After building a structured tree viewer for the parsing language demo, I decided to extend it a bit to demonstrate binding structure in an interactive way.
In the first image my cursor (which you can't see) is hovering over the first
x. Highlighted in pink you can see where
x is defined, in orange is a binding which shadows the outer
x, and in blue is a use of the variable. The green background shows the scope of the variable. Notice the hole where it's being shadowed.
In the second image I've selected the second
x, highlighted in pink for a definition site. In yellow we can see that the outer
x is shadowed by this variable, and in blue is the one use of this new
x. Notice how the scope of this
x perfectly fills the gap in the shadowed
Third, I've selected
f, which is a free variable, so its scope is (implicitly) global.
In the last two images I've selected the two use-sites of the two different
xes.
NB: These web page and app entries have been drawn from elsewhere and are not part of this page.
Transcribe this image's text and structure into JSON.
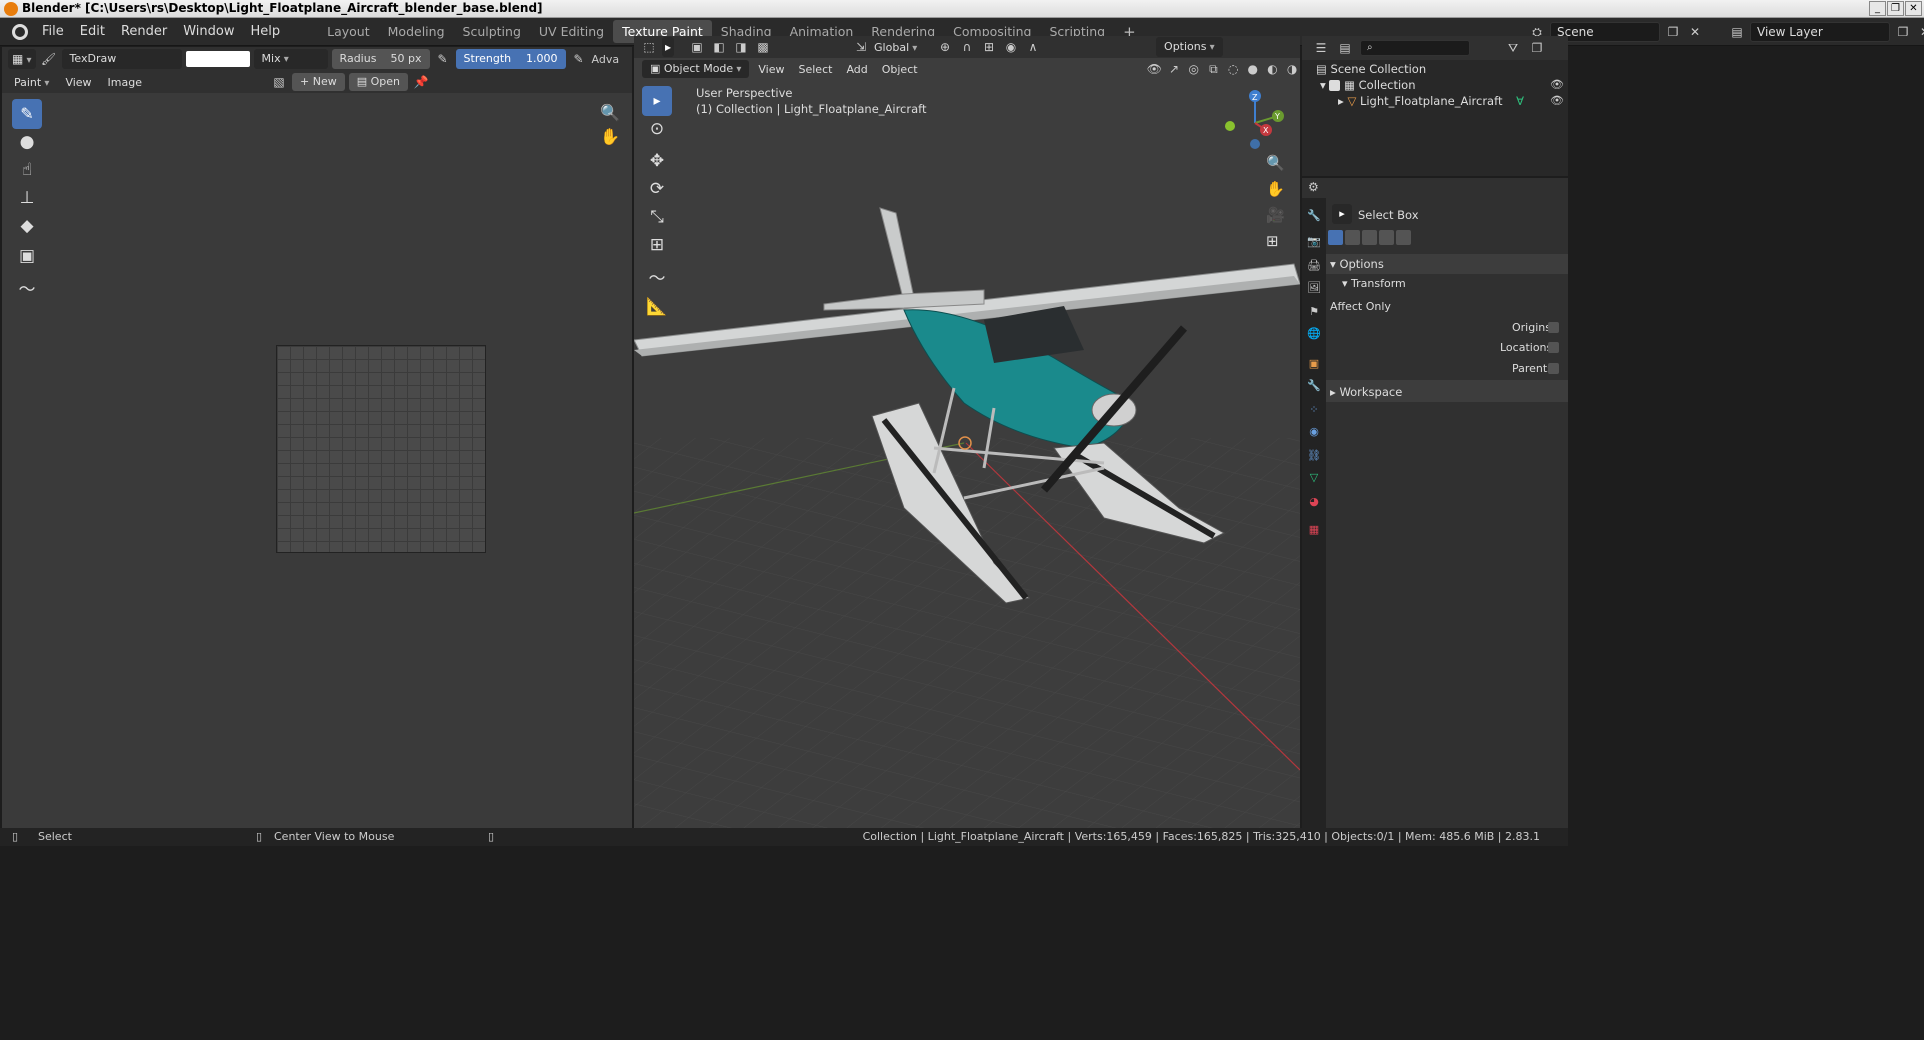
{
  "window": {
    "title": "Blender* [C:\\Users\\rs\\Desktop\\Light_Floatplane_Aircraft_blender_base.blend]",
    "controls": [
      "_",
      "❐",
      "✕"
    ]
  },
  "menu": [
    "File",
    "Edit",
    "Render",
    "Window",
    "Help"
  ],
  "workspaces": [
    "Layout",
    "Modeling",
    "Sculpting",
    "UV Editing",
    "Texture Paint",
    "Shading",
    "Animation",
    "Rendering",
    "Compositing",
    "Scripting"
  ],
  "active_workspace": "Texture Paint",
  "add_workspace": "+",
  "scene": {
    "name": "Scene",
    "view_layer": "View Layer"
  },
  "image_editor": {
    "brush_name": "TexDraw",
    "color_hex": "#ffffff",
    "blend_mode": "Mix",
    "radius_label": "Radius",
    "radius_value": "50 px",
    "strength_label": "Strength",
    "strength_value": "1.000",
    "strength_fraction": 1.0,
    "advanced_label": "Adva",
    "mode": "Paint",
    "menus": [
      "View",
      "Image"
    ],
    "new_label": "New",
    "open_label": "Open"
  },
  "viewport": {
    "mode": "Object Mode",
    "menus": [
      "View",
      "Select",
      "Add",
      "Object"
    ],
    "orientation": "Global",
    "options_label": "Options",
    "perspective_label": "User Perspective",
    "collection_label": "(1) Collection | Light_Floatplane_Aircraft",
    "gizmo": {
      "x": "X",
      "y": "Y",
      "z": "Z"
    },
    "colors": {
      "fuselage_accent": "#1a8a8c",
      "x_axis": "#c4393f",
      "y_axis": "#6a9a2f",
      "z_axis": "#3f7fd0"
    }
  },
  "outliner": {
    "scene_collection": "Scene Collection",
    "collection": "Collection",
    "object": "Light_Floatplane_Aircraft"
  },
  "properties": {
    "tool_name": "Select Box",
    "options_header": "Options",
    "transform_header": "Transform",
    "affect_only": "Affect Only",
    "origins": "Origins",
    "locations": "Locations",
    "parents": "Parents",
    "workspace_header": "Workspace"
  },
  "status": {
    "left_action": "Select",
    "mid_action": "Center View to Mouse",
    "stats": "Collection | Light_Floatplane_Aircraft | Verts:165,459 | Faces:165,825 | Tris:325,410 | Objects:0/1 | Mem: 485.6 MiB | 2.83.1"
  }
}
We can see both the use-site in blue and the definition in pink.
Finally, a demo for you to try.
There is a dedicated page with more info about abstract syntax in LVCA.
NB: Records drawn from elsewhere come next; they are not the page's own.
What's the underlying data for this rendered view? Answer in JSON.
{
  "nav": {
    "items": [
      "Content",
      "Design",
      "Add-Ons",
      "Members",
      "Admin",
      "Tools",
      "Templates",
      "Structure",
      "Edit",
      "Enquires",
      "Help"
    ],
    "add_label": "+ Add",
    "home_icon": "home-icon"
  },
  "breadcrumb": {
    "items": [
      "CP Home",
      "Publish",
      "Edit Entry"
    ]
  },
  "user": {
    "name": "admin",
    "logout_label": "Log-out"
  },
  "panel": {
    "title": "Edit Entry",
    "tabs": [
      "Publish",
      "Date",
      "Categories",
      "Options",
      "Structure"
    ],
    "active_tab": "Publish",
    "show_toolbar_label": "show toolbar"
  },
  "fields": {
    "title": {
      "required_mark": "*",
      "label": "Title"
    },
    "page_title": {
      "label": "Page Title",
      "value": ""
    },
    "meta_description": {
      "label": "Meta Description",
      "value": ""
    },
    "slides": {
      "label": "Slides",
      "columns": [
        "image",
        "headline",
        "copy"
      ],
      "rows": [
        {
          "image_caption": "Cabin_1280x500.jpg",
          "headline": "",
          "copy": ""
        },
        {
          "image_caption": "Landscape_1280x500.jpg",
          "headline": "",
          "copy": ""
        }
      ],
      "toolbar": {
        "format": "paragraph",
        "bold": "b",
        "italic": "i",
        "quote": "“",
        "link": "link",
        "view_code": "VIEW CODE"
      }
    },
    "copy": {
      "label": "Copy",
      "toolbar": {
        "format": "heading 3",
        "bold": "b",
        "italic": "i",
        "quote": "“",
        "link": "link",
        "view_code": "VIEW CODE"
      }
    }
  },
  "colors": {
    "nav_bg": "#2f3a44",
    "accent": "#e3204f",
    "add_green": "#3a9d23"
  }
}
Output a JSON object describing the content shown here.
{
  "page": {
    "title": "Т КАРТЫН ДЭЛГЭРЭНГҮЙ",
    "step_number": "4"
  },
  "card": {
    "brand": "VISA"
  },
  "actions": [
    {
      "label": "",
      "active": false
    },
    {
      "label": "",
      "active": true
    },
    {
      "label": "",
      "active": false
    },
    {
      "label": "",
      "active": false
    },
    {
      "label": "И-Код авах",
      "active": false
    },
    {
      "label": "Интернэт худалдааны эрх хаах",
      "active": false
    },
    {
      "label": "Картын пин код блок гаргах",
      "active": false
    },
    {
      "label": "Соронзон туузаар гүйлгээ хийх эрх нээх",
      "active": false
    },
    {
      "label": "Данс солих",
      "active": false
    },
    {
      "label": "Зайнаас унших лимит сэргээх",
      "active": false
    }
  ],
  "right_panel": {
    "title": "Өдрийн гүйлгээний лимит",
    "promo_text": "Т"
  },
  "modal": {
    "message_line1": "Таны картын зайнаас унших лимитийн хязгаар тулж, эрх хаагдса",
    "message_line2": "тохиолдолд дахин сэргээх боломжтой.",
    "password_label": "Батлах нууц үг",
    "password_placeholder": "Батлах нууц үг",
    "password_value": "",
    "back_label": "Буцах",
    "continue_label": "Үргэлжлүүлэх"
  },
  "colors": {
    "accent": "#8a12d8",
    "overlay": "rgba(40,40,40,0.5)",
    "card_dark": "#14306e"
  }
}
This tool is one example of a major theme in LVCA: building tools which are broadly applicable. Using this notation, which is meant to represent the abstract syntax for any language, this tool could in theory be used for any language.
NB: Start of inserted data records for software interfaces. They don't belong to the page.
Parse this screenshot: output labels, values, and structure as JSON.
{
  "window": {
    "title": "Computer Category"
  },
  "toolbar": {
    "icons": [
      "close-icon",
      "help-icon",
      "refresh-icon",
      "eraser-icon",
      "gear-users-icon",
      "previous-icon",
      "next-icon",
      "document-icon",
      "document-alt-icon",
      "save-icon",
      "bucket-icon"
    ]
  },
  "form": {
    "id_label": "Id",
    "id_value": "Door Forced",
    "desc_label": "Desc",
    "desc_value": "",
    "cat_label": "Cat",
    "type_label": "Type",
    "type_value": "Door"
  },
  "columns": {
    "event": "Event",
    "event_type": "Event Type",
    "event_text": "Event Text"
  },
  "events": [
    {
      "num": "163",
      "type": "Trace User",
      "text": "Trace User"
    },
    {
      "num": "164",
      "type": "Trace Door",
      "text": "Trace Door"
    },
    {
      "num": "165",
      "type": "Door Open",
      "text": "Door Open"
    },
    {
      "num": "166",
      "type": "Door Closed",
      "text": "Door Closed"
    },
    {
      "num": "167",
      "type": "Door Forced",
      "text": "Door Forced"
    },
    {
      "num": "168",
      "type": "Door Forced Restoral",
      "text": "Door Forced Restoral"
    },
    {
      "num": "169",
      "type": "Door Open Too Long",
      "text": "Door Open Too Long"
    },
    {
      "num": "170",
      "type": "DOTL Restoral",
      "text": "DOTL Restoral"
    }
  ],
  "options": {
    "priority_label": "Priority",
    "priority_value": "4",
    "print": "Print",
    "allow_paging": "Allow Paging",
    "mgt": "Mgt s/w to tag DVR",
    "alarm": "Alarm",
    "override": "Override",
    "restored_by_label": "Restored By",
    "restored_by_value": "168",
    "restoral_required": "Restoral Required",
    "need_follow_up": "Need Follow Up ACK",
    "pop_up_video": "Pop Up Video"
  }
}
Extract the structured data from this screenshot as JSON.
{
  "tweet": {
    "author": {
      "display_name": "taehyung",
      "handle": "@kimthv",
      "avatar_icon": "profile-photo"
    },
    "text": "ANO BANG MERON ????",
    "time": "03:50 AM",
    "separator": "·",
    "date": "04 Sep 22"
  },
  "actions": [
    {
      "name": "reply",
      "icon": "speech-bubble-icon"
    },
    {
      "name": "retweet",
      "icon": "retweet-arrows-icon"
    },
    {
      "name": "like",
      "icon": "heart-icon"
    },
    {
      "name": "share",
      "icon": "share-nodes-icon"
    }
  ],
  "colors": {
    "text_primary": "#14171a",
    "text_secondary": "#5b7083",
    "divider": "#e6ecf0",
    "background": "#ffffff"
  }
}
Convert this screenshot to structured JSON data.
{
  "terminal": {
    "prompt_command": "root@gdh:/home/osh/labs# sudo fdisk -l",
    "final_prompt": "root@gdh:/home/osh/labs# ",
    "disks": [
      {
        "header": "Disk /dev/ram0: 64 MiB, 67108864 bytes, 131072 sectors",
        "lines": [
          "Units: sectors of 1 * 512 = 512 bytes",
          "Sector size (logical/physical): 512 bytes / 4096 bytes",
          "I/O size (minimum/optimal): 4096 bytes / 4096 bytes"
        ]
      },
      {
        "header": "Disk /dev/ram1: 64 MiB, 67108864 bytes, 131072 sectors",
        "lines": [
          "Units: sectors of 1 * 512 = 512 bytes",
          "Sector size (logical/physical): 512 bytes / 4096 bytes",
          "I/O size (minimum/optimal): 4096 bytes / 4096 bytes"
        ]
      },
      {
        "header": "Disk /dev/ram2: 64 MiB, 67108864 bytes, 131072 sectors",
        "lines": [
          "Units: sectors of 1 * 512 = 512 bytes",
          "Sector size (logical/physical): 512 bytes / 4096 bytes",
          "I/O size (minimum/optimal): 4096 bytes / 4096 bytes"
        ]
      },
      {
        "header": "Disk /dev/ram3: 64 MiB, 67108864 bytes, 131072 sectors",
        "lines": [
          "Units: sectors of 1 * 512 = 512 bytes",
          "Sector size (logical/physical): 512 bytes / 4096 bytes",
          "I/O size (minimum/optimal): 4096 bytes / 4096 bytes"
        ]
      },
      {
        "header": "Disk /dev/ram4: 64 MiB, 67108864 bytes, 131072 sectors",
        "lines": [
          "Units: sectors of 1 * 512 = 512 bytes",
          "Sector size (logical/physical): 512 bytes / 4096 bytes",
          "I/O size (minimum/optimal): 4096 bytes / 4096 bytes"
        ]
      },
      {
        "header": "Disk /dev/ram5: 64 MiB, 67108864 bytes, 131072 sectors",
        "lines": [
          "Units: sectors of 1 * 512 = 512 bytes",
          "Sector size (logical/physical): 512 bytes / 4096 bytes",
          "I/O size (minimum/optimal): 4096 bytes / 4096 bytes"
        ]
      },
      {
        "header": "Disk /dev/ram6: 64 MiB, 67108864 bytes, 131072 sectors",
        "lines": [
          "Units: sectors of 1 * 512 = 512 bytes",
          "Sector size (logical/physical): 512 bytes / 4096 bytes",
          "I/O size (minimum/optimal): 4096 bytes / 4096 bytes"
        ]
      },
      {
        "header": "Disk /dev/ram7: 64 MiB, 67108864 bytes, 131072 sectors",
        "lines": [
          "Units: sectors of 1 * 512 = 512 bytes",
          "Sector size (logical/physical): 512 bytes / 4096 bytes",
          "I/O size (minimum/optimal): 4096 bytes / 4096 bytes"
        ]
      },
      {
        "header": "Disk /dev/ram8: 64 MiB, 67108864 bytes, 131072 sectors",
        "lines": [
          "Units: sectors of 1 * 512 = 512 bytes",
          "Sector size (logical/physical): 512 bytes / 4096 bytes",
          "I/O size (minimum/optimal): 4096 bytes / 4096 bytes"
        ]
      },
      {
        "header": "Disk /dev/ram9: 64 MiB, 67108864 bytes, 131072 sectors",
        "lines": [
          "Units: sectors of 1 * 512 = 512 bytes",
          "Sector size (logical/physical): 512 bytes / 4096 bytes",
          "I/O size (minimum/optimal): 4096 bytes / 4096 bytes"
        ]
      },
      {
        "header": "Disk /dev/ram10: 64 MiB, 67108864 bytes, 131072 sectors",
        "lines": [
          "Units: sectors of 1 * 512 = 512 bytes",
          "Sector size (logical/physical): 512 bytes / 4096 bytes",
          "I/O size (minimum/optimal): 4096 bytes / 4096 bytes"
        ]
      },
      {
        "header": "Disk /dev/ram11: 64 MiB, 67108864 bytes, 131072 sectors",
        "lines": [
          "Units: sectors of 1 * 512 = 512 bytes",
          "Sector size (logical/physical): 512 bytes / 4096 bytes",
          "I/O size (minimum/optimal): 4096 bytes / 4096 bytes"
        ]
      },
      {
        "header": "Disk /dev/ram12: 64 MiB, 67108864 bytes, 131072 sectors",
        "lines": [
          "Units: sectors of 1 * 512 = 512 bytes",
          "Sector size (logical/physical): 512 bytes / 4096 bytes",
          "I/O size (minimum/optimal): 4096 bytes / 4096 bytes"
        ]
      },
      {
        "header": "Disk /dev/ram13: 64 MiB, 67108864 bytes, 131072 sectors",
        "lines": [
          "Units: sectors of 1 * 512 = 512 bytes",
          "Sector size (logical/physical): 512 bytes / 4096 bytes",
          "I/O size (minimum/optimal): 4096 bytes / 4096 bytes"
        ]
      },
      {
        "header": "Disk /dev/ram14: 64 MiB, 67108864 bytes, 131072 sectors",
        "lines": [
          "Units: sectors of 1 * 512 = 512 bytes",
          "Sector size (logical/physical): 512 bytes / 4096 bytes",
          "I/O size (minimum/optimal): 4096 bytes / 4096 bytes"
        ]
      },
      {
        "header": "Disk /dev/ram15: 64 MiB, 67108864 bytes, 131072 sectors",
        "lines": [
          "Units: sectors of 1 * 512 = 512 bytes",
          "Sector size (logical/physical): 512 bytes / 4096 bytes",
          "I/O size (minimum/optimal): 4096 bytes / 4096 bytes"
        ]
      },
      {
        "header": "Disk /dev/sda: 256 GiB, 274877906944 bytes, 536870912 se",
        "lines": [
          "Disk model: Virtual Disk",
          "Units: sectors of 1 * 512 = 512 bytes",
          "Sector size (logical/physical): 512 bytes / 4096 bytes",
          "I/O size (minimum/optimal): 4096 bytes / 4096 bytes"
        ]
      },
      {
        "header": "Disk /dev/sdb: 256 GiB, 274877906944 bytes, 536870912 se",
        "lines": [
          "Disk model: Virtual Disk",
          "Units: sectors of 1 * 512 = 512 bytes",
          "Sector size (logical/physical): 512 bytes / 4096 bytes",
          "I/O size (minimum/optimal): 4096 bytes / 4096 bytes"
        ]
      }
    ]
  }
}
The next major projects I have planned are additional tools for pretty-printing and for typechecking.